Turmeric is commonly fed to horses to help with a wide range of conditions. A survey of horse owners found that it is chiefly supplemented for osteoarthritis (61%) and lameness issues (31%). [5]

What does the research say about feeding turmeric to your horse? Below are the top 6 benefits of turmeric for horses.

1) Inflammation

Curcumin’s beneficial effects are mainly related to its anti-inflammatory properties which can benefit a variety of physiological processes in the body.

In a study with 11 horses and ponies, supplementation with 10 grams of a blend of green tea and curcumin extract decreased the inflammatory response to a systemic immune challenge. The supplemented equines had lower expression of the pro-inflammatory cytokine interleukin-1 beta after an acute immune challenge with lipopolysaccharide compared to supplemented animals. [18]
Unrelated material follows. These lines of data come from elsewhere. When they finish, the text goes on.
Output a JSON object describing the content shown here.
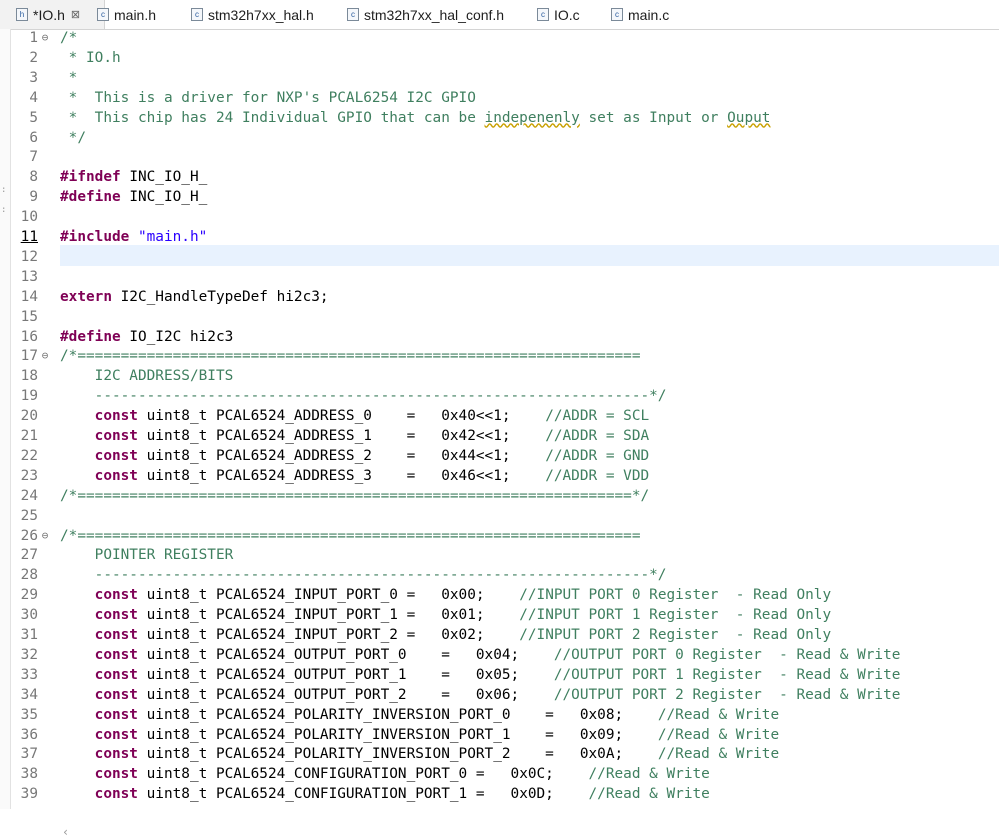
{
  "tabs": [
    {
      "label": "*IO.h",
      "icon": "h",
      "close": "⊠"
    },
    {
      "label": "main.h",
      "icon": "c"
    },
    {
      "label": "stm32h7xx_hal.h",
      "icon": "c"
    },
    {
      "label": "stm32h7xx_hal_conf.h",
      "icon": "c"
    },
    {
      "label": "IO.c",
      "icon": "c"
    },
    {
      "label": "main.c",
      "icon": "c"
    }
  ],
  "lines": [
    {
      "n": "1",
      "fold": "⊖",
      "segs": [
        {
          "t": "/*",
          "c": "cm"
        }
      ]
    },
    {
      "n": "2",
      "segs": [
        {
          "t": " * IO.h",
          "c": "cm"
        }
      ]
    },
    {
      "n": "3",
      "segs": [
        {
          "t": " *",
          "c": "cm"
        }
      ]
    },
    {
      "n": "4",
      "segs": [
        {
          "t": " *  This is a driver for NXP's PCAL6254 I2C GPIO",
          "c": "cm"
        }
      ]
    },
    {
      "n": "5",
      "segs": [
        {
          "t": " *  This chip has 24 Individual GPIO that can be ",
          "c": "cm"
        },
        {
          "t": "indepenenly",
          "c": "cm typo"
        },
        {
          "t": " set as Input or ",
          "c": "cm"
        },
        {
          "t": "Ouput",
          "c": "cm typo"
        }
      ]
    },
    {
      "n": "6",
      "segs": [
        {
          "t": " */",
          "c": "cm"
        }
      ]
    },
    {
      "n": "7",
      "segs": []
    },
    {
      "n": "8",
      "segs": [
        {
          "t": "#ifndef",
          "c": "pp"
        },
        {
          "t": " INC_IO_H_",
          "c": ""
        }
      ]
    },
    {
      "n": "9",
      "segs": [
        {
          "t": "#define",
          "c": "pp"
        },
        {
          "t": " INC_IO_H_",
          "c": ""
        }
      ]
    },
    {
      "n": "10",
      "segs": []
    },
    {
      "n": "11",
      "segs": [
        {
          "t": "#include",
          "c": "pp"
        },
        {
          "t": " ",
          "c": ""
        },
        {
          "t": "\"main.h\"",
          "c": "str"
        }
      ]
    },
    {
      "n": "12",
      "segs": []
    },
    {
      "n": "13",
      "segs": []
    },
    {
      "n": "14",
      "segs": [
        {
          "t": "extern",
          "c": "kw"
        },
        {
          "t": " I2C_HandleTypeDef hi2c3;",
          "c": ""
        }
      ]
    },
    {
      "n": "15",
      "segs": []
    },
    {
      "n": "16",
      "segs": [
        {
          "t": "#define",
          "c": "pp"
        },
        {
          "t": " IO_I2C hi2c3",
          "c": ""
        }
      ]
    },
    {
      "n": "17",
      "fold": "⊖",
      "segs": [
        {
          "t": "/*=================================================================",
          "c": "cm"
        }
      ]
    },
    {
      "n": "18",
      "segs": [
        {
          "t": "    I2C ADDRESS/BITS",
          "c": "cm"
        }
      ]
    },
    {
      "n": "19",
      "segs": [
        {
          "t": "    ----------------------------------------------------------------*/",
          "c": "cm"
        }
      ]
    },
    {
      "n": "20",
      "segs": [
        {
          "t": "    ",
          "c": ""
        },
        {
          "t": "const",
          "c": "kw"
        },
        {
          "t": " uint8_t PCAL6524_ADDRESS_0    =   0x40<<1;    ",
          "c": ""
        },
        {
          "t": "//ADDR = SCL",
          "c": "cm"
        }
      ]
    },
    {
      "n": "21",
      "segs": [
        {
          "t": "    ",
          "c": ""
        },
        {
          "t": "const",
          "c": "kw"
        },
        {
          "t": " uint8_t PCAL6524_ADDRESS_1    =   0x42<<1;    ",
          "c": ""
        },
        {
          "t": "//ADDR = SDA",
          "c": "cm"
        }
      ]
    },
    {
      "n": "22",
      "segs": [
        {
          "t": "    ",
          "c": ""
        },
        {
          "t": "const",
          "c": "kw"
        },
        {
          "t": " uint8_t PCAL6524_ADDRESS_2    =   0x44<<1;    ",
          "c": ""
        },
        {
          "t": "//ADDR = GND",
          "c": "cm"
        }
      ]
    },
    {
      "n": "23",
      "segs": [
        {
          "t": "    ",
          "c": ""
        },
        {
          "t": "const",
          "c": "kw"
        },
        {
          "t": " uint8_t PCAL6524_ADDRESS_3    =   0x46<<1;    ",
          "c": ""
        },
        {
          "t": "//ADDR = VDD",
          "c": "cm"
        }
      ]
    },
    {
      "n": "24",
      "segs": [
        {
          "t": "/*================================================================*/",
          "c": "cm"
        }
      ]
    },
    {
      "n": "25",
      "segs": []
    },
    {
      "n": "26",
      "fold": "⊖",
      "segs": [
        {
          "t": "/*=================================================================",
          "c": "cm"
        }
      ]
    },
    {
      "n": "27",
      "segs": [
        {
          "t": "    POINTER REGISTER",
          "c": "cm"
        }
      ]
    },
    {
      "n": "28",
      "segs": [
        {
          "t": "    ----------------------------------------------------------------*/",
          "c": "cm"
        }
      ]
    },
    {
      "n": "29",
      "segs": [
        {
          "t": "    ",
          "c": ""
        },
        {
          "t": "const",
          "c": "kw"
        },
        {
          "t": " uint8_t PCAL6524_INPUT_PORT_0 =   0x00;    ",
          "c": ""
        },
        {
          "t": "//INPUT PORT 0 Register  - Read Only",
          "c": "cm"
        }
      ]
    },
    {
      "n": "30",
      "segs": [
        {
          "t": "    ",
          "c": ""
        },
        {
          "t": "const",
          "c": "kw"
        },
        {
          "t": " uint8_t PCAL6524_INPUT_PORT_1 =   0x01;    ",
          "c": ""
        },
        {
          "t": "//INPUT PORT 1 Register  - Read Only",
          "c": "cm"
        }
      ]
    },
    {
      "n": "31",
      "segs": [
        {
          "t": "    ",
          "c": ""
        },
        {
          "t": "const",
          "c": "kw"
        },
        {
          "t": " uint8_t PCAL6524_INPUT_PORT_2 =   0x02;    ",
          "c": ""
        },
        {
          "t": "//INPUT PORT 2 Register  - Read Only",
          "c": "cm"
        }
      ]
    },
    {
      "n": "32",
      "segs": [
        {
          "t": "    ",
          "c": ""
        },
        {
          "t": "const",
          "c": "kw"
        },
        {
          "t": " uint8_t PCAL6524_OUTPUT_PORT_0    =   0x04;    ",
          "c": ""
        },
        {
          "t": "//OUTPUT PORT 0 Register  - Read & Write",
          "c": "cm"
        }
      ]
    },
    {
      "n": "33",
      "segs": [
        {
          "t": "    ",
          "c": ""
        },
        {
          "t": "const",
          "c": "kw"
        },
        {
          "t": " uint8_t PCAL6524_OUTPUT_PORT_1    =   0x05;    ",
          "c": ""
        },
        {
          "t": "//OUTPUT PORT 1 Register  - Read & Write",
          "c": "cm"
        }
      ]
    },
    {
      "n": "34",
      "segs": [
        {
          "t": "    ",
          "c": ""
        },
        {
          "t": "const",
          "c": "kw"
        },
        {
          "t": " uint8_t PCAL6524_OUTPUT_PORT_2    =   0x06;    ",
          "c": ""
        },
        {
          "t": "//OUTPUT PORT 2 Register  - Read & Write",
          "c": "cm"
        }
      ]
    },
    {
      "n": "35",
      "segs": [
        {
          "t": "    ",
          "c": ""
        },
        {
          "t": "const",
          "c": "kw"
        },
        {
          "t": " uint8_t PCAL6524_POLARITY_INVERSION_PORT_0    =   0x08;    ",
          "c": ""
        },
        {
          "t": "//Read & Write",
          "c": "cm"
        }
      ]
    },
    {
      "n": "36",
      "segs": [
        {
          "t": "    ",
          "c": ""
        },
        {
          "t": "const",
          "c": "kw"
        },
        {
          "t": " uint8_t PCAL6524_POLARITY_INVERSION_PORT_1    =   0x09;    ",
          "c": ""
        },
        {
          "t": "//Read & Write",
          "c": "cm"
        }
      ]
    },
    {
      "n": "37",
      "segs": [
        {
          "t": "    ",
          "c": ""
        },
        {
          "t": "const",
          "c": "kw"
        },
        {
          "t": " uint8_t PCAL6524_POLARITY_INVERSION_PORT_2    =   0x0A;    ",
          "c": ""
        },
        {
          "t": "//Read & Write",
          "c": "cm"
        }
      ]
    },
    {
      "n": "38",
      "segs": [
        {
          "t": "    ",
          "c": ""
        },
        {
          "t": "const",
          "c": "kw"
        },
        {
          "t": " uint8_t PCAL6524_CONFIGURATION_PORT_0 =   0x0C;    ",
          "c": ""
        },
        {
          "t": "//Read & Write",
          "c": "cm"
        }
      ]
    },
    {
      "n": "39",
      "segs": [
        {
          "t": "    ",
          "c": ""
        },
        {
          "t": "const",
          "c": "kw"
        },
        {
          "t": " uint8_t PCAL6524_CONFIGURATION_PORT_1 =   0x0D;    ",
          "c": ""
        },
        {
          "t": "//Read & Write",
          "c": "cm"
        }
      ]
    }
  ],
  "current_line": "11",
  "scroll_left_glyph": "‹"
}
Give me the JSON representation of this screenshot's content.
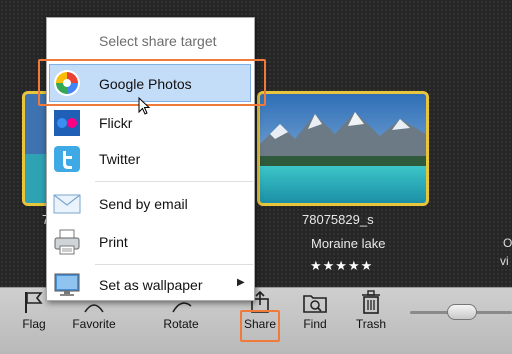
{
  "gallery": {
    "left_caption": "7",
    "main_filename": "78075829_s",
    "main_title": "Moraine lake",
    "main_rating": "★★★★★",
    "right_edge_1": "O",
    "right_edge_2": "vi"
  },
  "share_menu": {
    "header": "Select share target",
    "items": [
      {
        "label": "Google Photos",
        "icon": "google-photos-icon",
        "selected": true
      },
      {
        "label": "Flickr",
        "icon": "flickr-icon"
      },
      {
        "label": "Twitter",
        "icon": "twitter-icon"
      },
      {
        "label": "Send by email",
        "icon": "email-envelope-icon"
      },
      {
        "label": "Print",
        "icon": "printer-icon"
      },
      {
        "label": "Set as wallpaper",
        "icon": "monitor-icon",
        "has_submenu": true
      }
    ]
  },
  "toolbar": {
    "flag": "Flag",
    "favorite": "Favorite",
    "rotate": "Rotate",
    "share": "Share",
    "find": "Find",
    "trash": "Trash"
  },
  "colors": {
    "highlight": "#f07a3a",
    "thumb_border": "#e7c53c",
    "selection": "#c3dcf7"
  }
}
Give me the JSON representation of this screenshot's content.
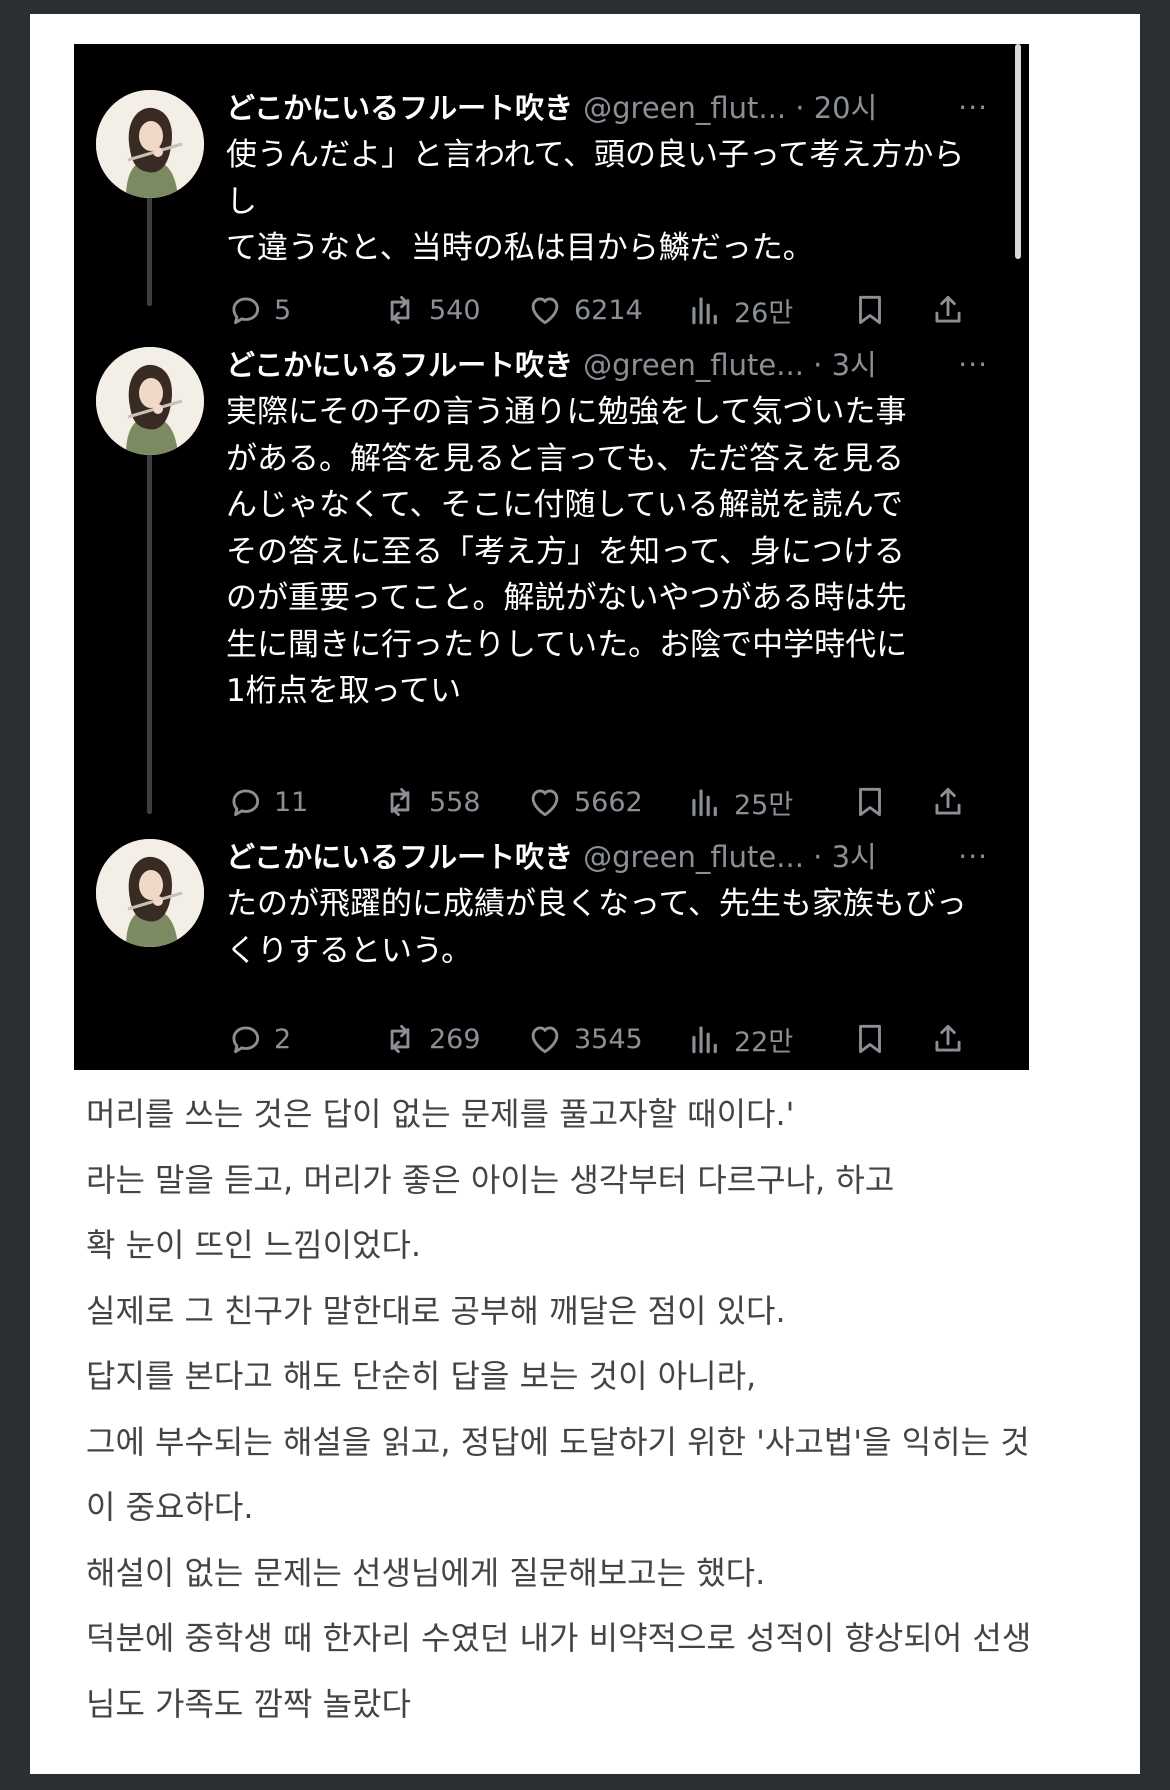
{
  "tweets": [
    {
      "name": "どこかにいるフルート吹き",
      "handle": "@green_flut...",
      "separator": "·",
      "time": "20시",
      "more": "···",
      "text": "使うんだよ」と言われて、頭の良い子って考え方からし\nて違うなと、当時の私は目から鱗だった。",
      "replies": "5",
      "retweets": "540",
      "likes": "6214",
      "views": "26만"
    },
    {
      "name": "どこかにいるフルート吹き",
      "handle": "@green_flute...",
      "separator": "·",
      "time": "3시",
      "more": "···",
      "text": "実際にその子の言う通りに勉強をして気づいた事\nがある。解答を見ると言っても、ただ答えを見る\nんじゃなくて、そこに付随している解説を読んで\nその答えに至る「考え方」を知って、身につける\nのが重要ってこと。解説がないやつがある時は先\n生に聞きに行ったりしていた。お陰で中学時代に\n1桁点を取ってい",
      "replies": "11",
      "retweets": "558",
      "likes": "5662",
      "views": "25만"
    },
    {
      "name": "どこかにいるフルート吹き",
      "handle": "@green_flute...",
      "separator": "·",
      "time": "3시",
      "more": "···",
      "text": "たのが飛躍的に成績が良くなって、先生も家族もびっ\nくりするという。",
      "replies": "2",
      "retweets": "269",
      "likes": "3545",
      "views": "22만"
    }
  ],
  "translation": [
    "머리를 쓰는 것은 답이 없는 문제를 풀고자할 때이다.'",
    "라는 말을 듣고, 머리가 좋은 아이는 생각부터 다르구나, 하고",
    "확 눈이 뜨인 느낌이었다.",
    "실제로 그 친구가 말한대로 공부해 깨달은 점이 있다.",
    "답지를 본다고 해도 단순히 답을 보는 것이 아니라,",
    "그에 부수되는 해설을 읽고, 정답에 도달하기 위한 '사고법'을 익히는 것",
    "이 중요하다.",
    "해설이 없는 문제는 선생님에게 질문해보고는 했다.",
    "덕분에 중학생 때 한자리 수였던 내가 비약적으로 성적이 향상되어 선생",
    "님도 가족도 깜짝 놀랐다"
  ],
  "colors": {
    "page_bg": "#2b2e33",
    "card_bg": "#ffffff",
    "tweet_bg": "#000000",
    "tweet_text": "#ffffff",
    "muted": "#8b9096",
    "korean_text": "#444444"
  },
  "icons": [
    "reply-icon",
    "retweet-icon",
    "like-icon",
    "views-icon",
    "bookmark-icon",
    "share-icon",
    "more-icon"
  ]
}
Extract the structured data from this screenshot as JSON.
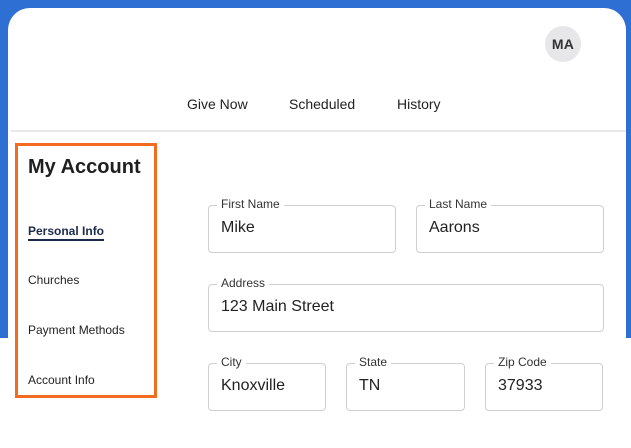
{
  "header": {
    "avatar_initials": "MA"
  },
  "nav": {
    "tabs": [
      {
        "label": "Give Now"
      },
      {
        "label": "Scheduled"
      },
      {
        "label": "History"
      }
    ]
  },
  "sidebar": {
    "title": "My Account",
    "items": [
      {
        "label": "Personal Info",
        "active": true
      },
      {
        "label": "Churches",
        "active": false
      },
      {
        "label": "Payment Methods",
        "active": false
      },
      {
        "label": "Account Info",
        "active": false
      }
    ]
  },
  "form": {
    "first_name": {
      "label": "First Name",
      "value": "Mike"
    },
    "last_name": {
      "label": "Last Name",
      "value": "Aarons"
    },
    "address": {
      "label": "Address",
      "value": "123 Main Street"
    },
    "city": {
      "label": "City",
      "value": "Knoxville"
    },
    "state": {
      "label": "State",
      "value": "TN"
    },
    "zip": {
      "label": "Zip Code",
      "value": "37933"
    }
  },
  "colors": {
    "brand_blue": "#2d6fd2",
    "highlight_orange": "#f26b21",
    "active_underline": "#1b2a4b"
  }
}
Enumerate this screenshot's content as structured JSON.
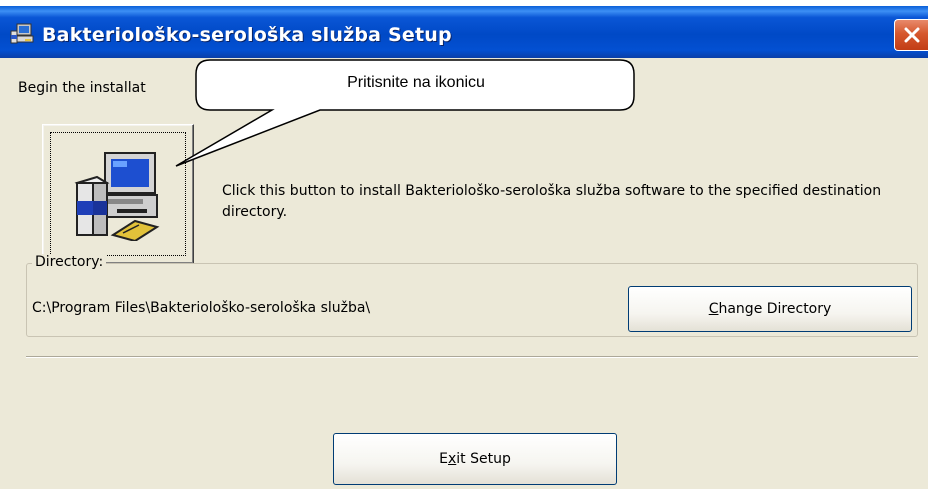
{
  "window": {
    "title": "Bakteriološko-serološka služba Setup"
  },
  "main": {
    "begin_text": "Begin the installat",
    "callout_text": "Pritisnite na ikonicu",
    "install_description": "Click this button to install Bakteriološko-serološka služba software to the specified destination directory."
  },
  "directory": {
    "label": "Directory:",
    "path": "C:\\Program Files\\Bakteriološko-serološka služba\\",
    "change_button": {
      "mnemonic": "C",
      "rest": "hange Directory"
    }
  },
  "exit_button": {
    "before": "E",
    "mnemonic": "x",
    "after": "it Setup"
  },
  "colors": {
    "titlebar": "#0049c6",
    "window_bg": "#ece9d8",
    "close_button": "#d6582e"
  },
  "icons": {
    "title": "setup-computer-icon",
    "install": "computer-install-icon",
    "close": "close-icon"
  }
}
Little research has been done to directly compare the effects of nutritional supplements to pharmaceuticals such as NSAIDs. In one study using isolated immune cells from horses, polyphenols including curcumin reduced inflammation as effectively as common NSAIDs. [19]

Therefore, curcumin and other polyphenols may provide an alternative to NSAIDs but more research needs to be done in vivo.

2) Metabolic Health

Metabolic health relies on proper insulin signalling to support blood sugar regulation. Horses that experience insulin resistance and insulin dysregulation have a higher risk of several other health conditions.

Research shows that horses with Equine Metabolic Syndrome (EMS) are more likely to develop painful and debilitating laminitis, as well as other osteoarthritis. EMS is similar to Type 2 Diabetes in humans.

Supplementing with curcumin has been found to support insulin sensitivity and stabilize blood glucose levels in diabetic mice and in vitro laboratory models. In animal models, it has also been shown to decrease inflammation and oxidative stress, which are major contributors to insulin resistance. [6]

The improvement in insulin sensitivity attributed to curcumin may also occur through bile secretion. Bile acids stimulate the secretion of hormones from the intestines, which in turn enhance insulin secretion and sensitivity.

However, horses are continuous bile secretors, unlike mice and humans. For this reason, it is unclear whether turmeric supplementation will have the same effect on equine insulin resistance as seen in mice and laboratory models. [7]

3) Joint Health and Arthritis

Curcumin is a potent anti-inflammatory compound that influences inflammatory pathways associated with osteoarthritis in all mammals.

With an ageing equine population across the U.S. and Europe, there is growing interest in natural anti-inflammatories, to avoid the side effects of commonly prescribed drugs such as NSAIDs. [8]

In horses, curcumin has been found to down-regulate COX-2, an inflammatory mediator in osteoarthritis. Curcumin has also been found to increase interleukin 6, an anti-inflammatory cytokine that plays a role in protecting cartilage integrity. [11]

Cytokines are chemical messengers within the body that increase and decrease levels of inflammation.

Matrix metalloproteases (MMPs) are produced by chondrocytes (cartilage cells) in joints affected with osteoarthritis. MMPs degrade collagen and proteoglycan, which are the building blocks of a healthy joint. [8]

Curcumin suppresses pro-inflammatory cytokine and MMP production by preventing their gene expression. This reduces inflammation and joint degradation. [9][10][11]

Research Results in Horses

In one study, a turmeric supplement containing 150 mg of curcumin was administered to 7 mares with chronic osteoarthritis and 15 foals with osteochondrosis (a developmental orthopedic disorder).

Supplementation decreased pro-inflammatory cytokine production and increased anti-inflammatory cytokine production in all horses. This suggests a potential reduction in joint inflammation, although horse movement was not assessed within this study. [11]

In a small study, three horses with fetlock joint arthritis were supplemented with 50 mg of turmeric (containing 3.19% curcumin) per kg body mass to assess the effects on mobility. Turmeric was supplemented with 15 ml linseed oil and black pepper (six turns on a hind grind dispenser) to increase bioavailability.

A further three horses with fetlock joint arthritis were used as controls and were not supplemented.

The results found that after 10 days of turmeric supplementation, the three horses were more mobile and appeared to have a better mood.

Mobility level and moo